Information -

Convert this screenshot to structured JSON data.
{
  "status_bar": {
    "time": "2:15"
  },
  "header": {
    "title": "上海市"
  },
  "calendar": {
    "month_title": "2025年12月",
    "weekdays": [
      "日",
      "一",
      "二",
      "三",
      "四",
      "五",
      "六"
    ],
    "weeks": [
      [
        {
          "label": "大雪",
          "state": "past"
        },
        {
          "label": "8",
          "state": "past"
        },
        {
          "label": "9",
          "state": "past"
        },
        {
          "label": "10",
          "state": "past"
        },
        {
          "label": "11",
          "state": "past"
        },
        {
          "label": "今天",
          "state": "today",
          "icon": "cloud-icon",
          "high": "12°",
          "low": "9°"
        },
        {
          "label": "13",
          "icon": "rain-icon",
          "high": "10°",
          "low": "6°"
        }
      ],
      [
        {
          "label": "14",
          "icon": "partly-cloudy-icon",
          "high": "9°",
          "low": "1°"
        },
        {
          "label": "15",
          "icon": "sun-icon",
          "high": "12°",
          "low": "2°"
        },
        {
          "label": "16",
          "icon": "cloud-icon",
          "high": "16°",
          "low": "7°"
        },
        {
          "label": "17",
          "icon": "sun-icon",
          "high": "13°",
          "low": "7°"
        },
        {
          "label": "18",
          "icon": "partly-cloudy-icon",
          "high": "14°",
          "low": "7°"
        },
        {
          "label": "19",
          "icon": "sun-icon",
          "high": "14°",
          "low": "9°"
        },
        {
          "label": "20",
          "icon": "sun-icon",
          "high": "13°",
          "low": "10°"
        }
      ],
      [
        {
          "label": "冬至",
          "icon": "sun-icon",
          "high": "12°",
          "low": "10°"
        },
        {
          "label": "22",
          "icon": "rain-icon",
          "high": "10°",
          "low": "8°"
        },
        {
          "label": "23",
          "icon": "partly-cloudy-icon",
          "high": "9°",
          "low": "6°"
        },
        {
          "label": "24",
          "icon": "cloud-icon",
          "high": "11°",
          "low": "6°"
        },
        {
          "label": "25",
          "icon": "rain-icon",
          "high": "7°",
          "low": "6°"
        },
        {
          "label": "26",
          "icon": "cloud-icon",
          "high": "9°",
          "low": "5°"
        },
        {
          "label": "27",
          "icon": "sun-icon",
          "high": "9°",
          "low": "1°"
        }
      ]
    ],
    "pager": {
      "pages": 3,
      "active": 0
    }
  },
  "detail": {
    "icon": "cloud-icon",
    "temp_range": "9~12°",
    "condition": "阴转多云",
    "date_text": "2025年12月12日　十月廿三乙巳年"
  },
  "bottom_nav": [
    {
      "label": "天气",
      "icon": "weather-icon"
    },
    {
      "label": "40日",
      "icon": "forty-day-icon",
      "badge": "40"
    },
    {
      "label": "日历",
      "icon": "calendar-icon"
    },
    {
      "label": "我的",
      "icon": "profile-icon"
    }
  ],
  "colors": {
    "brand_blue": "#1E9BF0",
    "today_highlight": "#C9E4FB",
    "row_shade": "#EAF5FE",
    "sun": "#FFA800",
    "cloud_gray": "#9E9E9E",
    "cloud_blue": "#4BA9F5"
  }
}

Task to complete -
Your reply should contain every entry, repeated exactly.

Output for this task -
Convert this screenshot to structured JSON data.
{
  "status_bar": {
    "time": "2:15"
  },
  "header": {
    "title": "上海市"
  },
  "calendar": {
    "month_title": "2025年12月",
    "weekdays": [
      "日",
      "一",
      "二",
      "三",
      "四",
      "五",
      "六"
    ],
    "weeks": [
      [
        {
          "label": "大雪",
          "state": "past"
        },
        {
          "label": "8",
          "state": "past"
        },
        {
          "label": "9",
          "state": "past"
        },
        {
          "label": "10",
          "state": "past"
        },
        {
          "label": "11",
          "state": "past"
        },
        {
          "label": "今天",
          "state": "today",
          "icon": "cloud-icon",
          "high": "12°",
          "low": "9°"
        },
        {
          "label": "13",
          "icon": "rain-icon",
          "high": "10°",
          "low": "6°"
        }
      ],
      [
        {
          "label": "14",
          "icon": "partly-cloudy-icon",
          "high": "9°",
          "low": "1°"
        },
        {
          "label": "15",
          "icon": "sun-icon",
          "high": "12°",
          "low": "2°"
        },
        {
          "label": "16",
          "icon": "cloud-icon",
          "high": "16°",
          "low": "7°"
        },
        {
          "label": "17",
          "icon": "sun-icon",
          "high": "13°",
          "low": "7°"
        },
        {
          "label": "18",
          "icon": "partly-cloudy-icon",
          "high": "14°",
          "low": "7°"
        },
        {
          "label": "19",
          "icon": "sun-icon",
          "high": "14°",
          "low": "9°"
        },
        {
          "label": "20",
          "icon": "sun-icon",
          "high": "13°",
          "low": "10°"
        }
      ],
      [
        {
          "label": "冬至",
          "icon": "sun-icon",
          "high": "12°",
          "low": "10°"
        },
        {
          "label": "22",
          "icon": "rain-icon",
          "high": "10°",
          "low": "8°"
        },
        {
          "label": "23",
          "icon": "partly-cloudy-icon",
          "high": "9°",
          "low": "6°"
        },
        {
          "label": "24",
          "icon": "cloud-icon",
          "high": "11°",
          "low": "6°"
        },
        {
          "label": "25",
          "icon": "rain-icon",
          "high": "7°",
          "low": "6°"
        },
        {
          "label": "26",
          "icon": "cloud-icon",
          "high": "9°",
          "low": "5°"
        },
        {
          "label": "27",
          "icon": "sun-icon",
          "high": "9°",
          "low": "1°"
        }
      ]
    ],
    "pager": {
      "pages": 3,
      "active": 0
    }
  },
  "detail": {
    "icon": "cloud-icon",
    "temp_range": "9~12°",
    "condition": "阴转多云",
    "date_text": "2025年12月12日　十月廿三乙巳年"
  },
  "bottom_nav": [
    {
      "label": "天气",
      "icon": "weather-icon"
    },
    {
      "label": "40日",
      "icon": "forty-day-icon",
      "badge": "40"
    },
    {
      "label": "日历",
      "icon": "calendar-icon"
    },
    {
      "label": "我的",
      "icon": "profile-icon"
    }
  ],
  "colors": {
    "brand_blue": "#1E9BF0",
    "today_highlight": "#C9E4FB",
    "row_shade": "#EAF5FE",
    "sun": "#FFA800",
    "cloud_gray": "#9E9E9E",
    "cloud_blue": "#4BA9F5"
  }
}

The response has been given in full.